+++ Supplied entries

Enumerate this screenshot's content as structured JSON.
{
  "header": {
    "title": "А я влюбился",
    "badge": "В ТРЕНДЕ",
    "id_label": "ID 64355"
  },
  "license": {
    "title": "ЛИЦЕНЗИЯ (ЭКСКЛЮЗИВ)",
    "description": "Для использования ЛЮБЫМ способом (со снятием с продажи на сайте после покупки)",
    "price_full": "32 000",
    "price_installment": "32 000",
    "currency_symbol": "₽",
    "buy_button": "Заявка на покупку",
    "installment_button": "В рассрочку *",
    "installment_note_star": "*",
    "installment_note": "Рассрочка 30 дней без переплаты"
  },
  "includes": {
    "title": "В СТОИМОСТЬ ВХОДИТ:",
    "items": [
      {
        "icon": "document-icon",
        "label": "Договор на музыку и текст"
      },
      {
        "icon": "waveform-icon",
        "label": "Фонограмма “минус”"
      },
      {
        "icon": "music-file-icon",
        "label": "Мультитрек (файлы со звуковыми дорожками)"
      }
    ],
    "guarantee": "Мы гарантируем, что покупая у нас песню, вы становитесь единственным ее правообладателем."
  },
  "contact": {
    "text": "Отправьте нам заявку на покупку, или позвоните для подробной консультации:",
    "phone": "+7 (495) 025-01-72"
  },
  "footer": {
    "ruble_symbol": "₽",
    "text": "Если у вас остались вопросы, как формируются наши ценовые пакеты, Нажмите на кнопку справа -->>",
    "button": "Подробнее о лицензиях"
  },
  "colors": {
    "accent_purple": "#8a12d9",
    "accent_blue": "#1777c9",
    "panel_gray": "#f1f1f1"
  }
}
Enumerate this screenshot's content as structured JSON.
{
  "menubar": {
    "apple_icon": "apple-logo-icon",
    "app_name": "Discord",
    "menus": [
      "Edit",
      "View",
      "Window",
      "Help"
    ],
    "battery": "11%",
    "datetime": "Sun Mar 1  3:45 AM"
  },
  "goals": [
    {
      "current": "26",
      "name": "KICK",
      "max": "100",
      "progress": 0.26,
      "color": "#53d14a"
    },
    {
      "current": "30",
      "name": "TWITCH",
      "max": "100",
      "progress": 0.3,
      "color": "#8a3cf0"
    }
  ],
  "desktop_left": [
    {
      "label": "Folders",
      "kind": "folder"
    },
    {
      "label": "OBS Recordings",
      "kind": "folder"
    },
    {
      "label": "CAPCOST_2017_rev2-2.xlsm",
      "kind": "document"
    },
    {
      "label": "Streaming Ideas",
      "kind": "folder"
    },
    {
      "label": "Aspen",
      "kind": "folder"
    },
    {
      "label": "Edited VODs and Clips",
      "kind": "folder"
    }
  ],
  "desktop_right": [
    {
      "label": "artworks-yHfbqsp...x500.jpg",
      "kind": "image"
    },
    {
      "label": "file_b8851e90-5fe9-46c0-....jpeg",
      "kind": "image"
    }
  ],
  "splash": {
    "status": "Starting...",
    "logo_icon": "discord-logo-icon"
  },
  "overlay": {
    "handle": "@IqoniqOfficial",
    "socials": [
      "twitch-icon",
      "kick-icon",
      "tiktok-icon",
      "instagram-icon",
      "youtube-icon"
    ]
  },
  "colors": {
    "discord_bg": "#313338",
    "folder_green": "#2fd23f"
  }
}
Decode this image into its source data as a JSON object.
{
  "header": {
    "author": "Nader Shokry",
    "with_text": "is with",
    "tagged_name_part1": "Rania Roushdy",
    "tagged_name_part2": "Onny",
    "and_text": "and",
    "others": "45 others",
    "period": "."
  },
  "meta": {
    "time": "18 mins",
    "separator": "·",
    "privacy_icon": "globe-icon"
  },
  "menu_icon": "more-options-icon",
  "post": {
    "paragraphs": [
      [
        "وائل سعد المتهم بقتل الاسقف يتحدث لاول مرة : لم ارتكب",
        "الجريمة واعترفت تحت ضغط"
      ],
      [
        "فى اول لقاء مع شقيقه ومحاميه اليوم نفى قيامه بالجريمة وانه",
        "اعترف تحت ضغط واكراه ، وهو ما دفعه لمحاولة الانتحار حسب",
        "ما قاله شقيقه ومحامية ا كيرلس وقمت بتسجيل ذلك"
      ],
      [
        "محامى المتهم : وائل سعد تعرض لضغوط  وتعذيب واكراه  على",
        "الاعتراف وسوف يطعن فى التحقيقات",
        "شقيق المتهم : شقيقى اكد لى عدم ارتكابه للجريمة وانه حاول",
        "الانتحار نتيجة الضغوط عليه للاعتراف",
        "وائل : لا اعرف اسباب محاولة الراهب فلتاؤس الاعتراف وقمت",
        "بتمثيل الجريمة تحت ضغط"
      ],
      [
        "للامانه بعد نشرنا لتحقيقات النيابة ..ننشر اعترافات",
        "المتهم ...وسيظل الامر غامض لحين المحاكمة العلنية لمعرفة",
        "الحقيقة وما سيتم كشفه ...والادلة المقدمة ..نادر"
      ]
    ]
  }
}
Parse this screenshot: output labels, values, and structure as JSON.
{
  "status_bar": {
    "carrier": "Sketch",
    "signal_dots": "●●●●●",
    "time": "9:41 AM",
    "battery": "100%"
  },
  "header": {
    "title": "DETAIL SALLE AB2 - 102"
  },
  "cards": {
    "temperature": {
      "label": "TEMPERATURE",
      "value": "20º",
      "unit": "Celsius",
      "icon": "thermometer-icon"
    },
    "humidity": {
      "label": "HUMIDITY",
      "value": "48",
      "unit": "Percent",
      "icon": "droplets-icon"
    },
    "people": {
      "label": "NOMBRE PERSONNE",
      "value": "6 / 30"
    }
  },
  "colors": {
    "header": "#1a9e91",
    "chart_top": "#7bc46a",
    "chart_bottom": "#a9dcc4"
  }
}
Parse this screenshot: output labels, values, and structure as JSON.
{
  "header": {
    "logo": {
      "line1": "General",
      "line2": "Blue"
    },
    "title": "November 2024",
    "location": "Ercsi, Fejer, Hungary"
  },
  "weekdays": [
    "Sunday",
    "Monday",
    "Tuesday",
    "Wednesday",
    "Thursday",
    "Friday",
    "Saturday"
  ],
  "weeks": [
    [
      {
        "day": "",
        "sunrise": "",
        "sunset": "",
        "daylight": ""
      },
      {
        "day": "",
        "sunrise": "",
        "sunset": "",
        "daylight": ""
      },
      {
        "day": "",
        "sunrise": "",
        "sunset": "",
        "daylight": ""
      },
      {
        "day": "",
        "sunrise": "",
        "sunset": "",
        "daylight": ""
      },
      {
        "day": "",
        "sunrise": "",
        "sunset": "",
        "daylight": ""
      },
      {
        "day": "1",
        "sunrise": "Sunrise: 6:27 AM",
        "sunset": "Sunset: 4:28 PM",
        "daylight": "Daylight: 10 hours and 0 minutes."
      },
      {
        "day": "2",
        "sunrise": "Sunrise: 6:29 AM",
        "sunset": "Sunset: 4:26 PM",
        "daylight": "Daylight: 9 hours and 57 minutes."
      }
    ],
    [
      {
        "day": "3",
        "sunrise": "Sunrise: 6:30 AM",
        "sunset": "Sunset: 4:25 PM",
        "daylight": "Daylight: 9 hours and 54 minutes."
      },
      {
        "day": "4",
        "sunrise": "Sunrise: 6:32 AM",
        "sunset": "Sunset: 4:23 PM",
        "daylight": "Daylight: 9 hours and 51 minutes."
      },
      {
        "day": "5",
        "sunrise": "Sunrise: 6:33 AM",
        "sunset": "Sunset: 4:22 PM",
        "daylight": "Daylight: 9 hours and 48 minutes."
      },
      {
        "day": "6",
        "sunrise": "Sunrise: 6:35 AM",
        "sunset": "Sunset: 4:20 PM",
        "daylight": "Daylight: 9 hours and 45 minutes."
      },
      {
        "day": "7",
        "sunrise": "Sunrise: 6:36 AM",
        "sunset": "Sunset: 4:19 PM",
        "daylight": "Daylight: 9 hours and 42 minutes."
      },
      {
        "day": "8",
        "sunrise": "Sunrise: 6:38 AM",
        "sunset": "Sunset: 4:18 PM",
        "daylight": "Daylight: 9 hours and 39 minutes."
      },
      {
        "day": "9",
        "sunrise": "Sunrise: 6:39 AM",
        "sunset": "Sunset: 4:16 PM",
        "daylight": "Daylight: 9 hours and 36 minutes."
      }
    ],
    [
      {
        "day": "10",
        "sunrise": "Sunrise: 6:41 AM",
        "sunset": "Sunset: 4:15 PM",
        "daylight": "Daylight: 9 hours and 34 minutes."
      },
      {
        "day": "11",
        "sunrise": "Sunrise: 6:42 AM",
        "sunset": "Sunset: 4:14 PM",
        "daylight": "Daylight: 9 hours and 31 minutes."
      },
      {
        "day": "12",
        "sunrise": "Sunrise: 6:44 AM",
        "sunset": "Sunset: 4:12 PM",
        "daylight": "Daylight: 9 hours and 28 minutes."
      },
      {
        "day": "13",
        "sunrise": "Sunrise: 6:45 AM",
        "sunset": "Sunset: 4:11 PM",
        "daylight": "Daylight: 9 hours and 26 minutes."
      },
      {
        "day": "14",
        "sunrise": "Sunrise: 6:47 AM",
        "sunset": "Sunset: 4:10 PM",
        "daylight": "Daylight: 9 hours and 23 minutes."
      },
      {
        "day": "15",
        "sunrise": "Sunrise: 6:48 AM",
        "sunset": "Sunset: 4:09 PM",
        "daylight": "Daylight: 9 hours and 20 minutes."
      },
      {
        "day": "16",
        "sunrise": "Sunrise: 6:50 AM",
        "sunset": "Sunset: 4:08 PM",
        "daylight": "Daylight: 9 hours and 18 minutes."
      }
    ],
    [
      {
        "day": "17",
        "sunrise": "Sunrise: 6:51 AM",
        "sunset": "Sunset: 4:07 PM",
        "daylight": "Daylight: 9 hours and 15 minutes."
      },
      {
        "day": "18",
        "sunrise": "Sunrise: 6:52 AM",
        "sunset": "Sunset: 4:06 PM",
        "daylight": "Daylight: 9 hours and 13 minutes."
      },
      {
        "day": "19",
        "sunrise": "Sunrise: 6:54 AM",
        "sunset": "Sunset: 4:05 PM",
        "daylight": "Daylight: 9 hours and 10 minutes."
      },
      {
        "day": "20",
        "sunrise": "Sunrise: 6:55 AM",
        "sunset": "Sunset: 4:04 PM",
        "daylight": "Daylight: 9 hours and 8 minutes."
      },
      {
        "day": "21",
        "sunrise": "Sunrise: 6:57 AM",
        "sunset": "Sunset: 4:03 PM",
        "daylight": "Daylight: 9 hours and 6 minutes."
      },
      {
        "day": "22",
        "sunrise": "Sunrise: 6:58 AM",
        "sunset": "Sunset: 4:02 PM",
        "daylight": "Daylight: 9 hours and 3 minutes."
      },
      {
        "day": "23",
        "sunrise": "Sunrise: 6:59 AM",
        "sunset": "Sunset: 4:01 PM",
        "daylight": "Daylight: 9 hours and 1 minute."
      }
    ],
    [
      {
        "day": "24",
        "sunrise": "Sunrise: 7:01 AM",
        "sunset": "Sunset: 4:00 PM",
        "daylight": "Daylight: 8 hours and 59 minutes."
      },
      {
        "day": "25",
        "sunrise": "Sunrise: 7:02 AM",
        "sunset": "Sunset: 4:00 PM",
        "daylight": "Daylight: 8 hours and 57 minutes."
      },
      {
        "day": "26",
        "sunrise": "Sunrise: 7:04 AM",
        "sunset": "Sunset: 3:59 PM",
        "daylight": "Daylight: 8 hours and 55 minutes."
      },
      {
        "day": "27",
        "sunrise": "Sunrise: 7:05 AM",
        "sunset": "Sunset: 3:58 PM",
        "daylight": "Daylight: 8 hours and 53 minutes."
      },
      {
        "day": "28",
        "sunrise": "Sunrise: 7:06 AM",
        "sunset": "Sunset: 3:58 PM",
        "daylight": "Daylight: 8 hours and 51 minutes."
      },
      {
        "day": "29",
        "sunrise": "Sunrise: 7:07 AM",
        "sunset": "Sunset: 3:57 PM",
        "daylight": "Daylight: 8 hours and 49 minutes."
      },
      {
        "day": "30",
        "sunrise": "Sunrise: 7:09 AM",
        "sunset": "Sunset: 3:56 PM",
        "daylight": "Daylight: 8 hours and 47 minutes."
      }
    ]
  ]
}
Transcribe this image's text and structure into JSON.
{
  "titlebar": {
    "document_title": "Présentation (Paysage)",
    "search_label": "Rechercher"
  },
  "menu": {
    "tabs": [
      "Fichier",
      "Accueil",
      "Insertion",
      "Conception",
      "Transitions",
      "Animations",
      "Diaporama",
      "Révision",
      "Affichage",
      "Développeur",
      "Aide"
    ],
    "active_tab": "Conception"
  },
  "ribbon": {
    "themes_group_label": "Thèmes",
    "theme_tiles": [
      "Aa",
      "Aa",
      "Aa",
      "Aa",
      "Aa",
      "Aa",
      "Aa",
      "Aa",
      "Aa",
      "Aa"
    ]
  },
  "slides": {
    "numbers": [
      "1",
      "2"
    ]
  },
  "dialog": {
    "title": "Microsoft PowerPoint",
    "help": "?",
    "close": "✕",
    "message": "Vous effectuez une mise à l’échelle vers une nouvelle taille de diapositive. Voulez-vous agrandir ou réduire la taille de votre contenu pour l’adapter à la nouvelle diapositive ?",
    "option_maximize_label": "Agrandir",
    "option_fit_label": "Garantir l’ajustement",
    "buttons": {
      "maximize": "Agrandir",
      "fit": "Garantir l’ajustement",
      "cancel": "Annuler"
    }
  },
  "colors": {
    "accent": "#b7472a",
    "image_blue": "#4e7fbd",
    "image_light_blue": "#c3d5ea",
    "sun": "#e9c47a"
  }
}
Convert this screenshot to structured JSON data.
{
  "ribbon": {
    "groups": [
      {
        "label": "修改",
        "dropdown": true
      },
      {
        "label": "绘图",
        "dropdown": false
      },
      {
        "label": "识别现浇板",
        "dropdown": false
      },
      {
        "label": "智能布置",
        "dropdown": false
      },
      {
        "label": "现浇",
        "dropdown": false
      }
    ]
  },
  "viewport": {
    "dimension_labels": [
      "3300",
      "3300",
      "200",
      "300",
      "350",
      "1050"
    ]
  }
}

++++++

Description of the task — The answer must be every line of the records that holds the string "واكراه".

Your response —
        "اعترف تحت ضغط واكراه ، وهو ما دفعه لمحاولة الانتحار حسب",
        "محامى المتهم : وائل سعد تعرض لضغوط  وتعذيب واكراه  على",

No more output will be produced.